[Opening ENTRIES SUPPLIED section]
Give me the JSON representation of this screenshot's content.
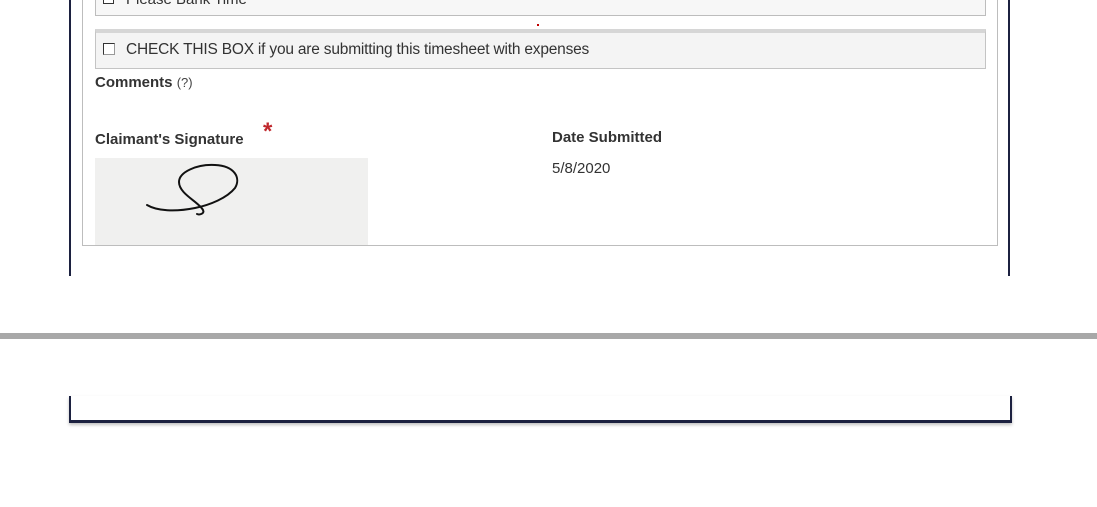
{
  "form": {
    "prev_checkbox_label": "Please Bank Time",
    "expenses_checkbox_label": "CHECK THIS BOX if you are submitting this timesheet with expenses",
    "comments_label": "Comments",
    "comments_help": "(?)",
    "signature_label": "Claimant's Signature",
    "required_marker": "*",
    "date_submitted_label": "Date Submitted",
    "date_submitted_value": "5/8/2020",
    "expenses_checked": false
  },
  "colors": {
    "frame_border": "#1c2140",
    "required_star": "#c0282d",
    "signature_pad_bg": "#f0f0ef",
    "divider": "#a8a8a8"
  }
}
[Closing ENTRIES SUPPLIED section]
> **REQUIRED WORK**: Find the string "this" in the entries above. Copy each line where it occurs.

> **YOUR RESPONSE**:
Give me the JSON representation of this screenshot's content.
    "expenses_checkbox_label": "CHECK THIS BOX if you are submitting this timesheet with expenses",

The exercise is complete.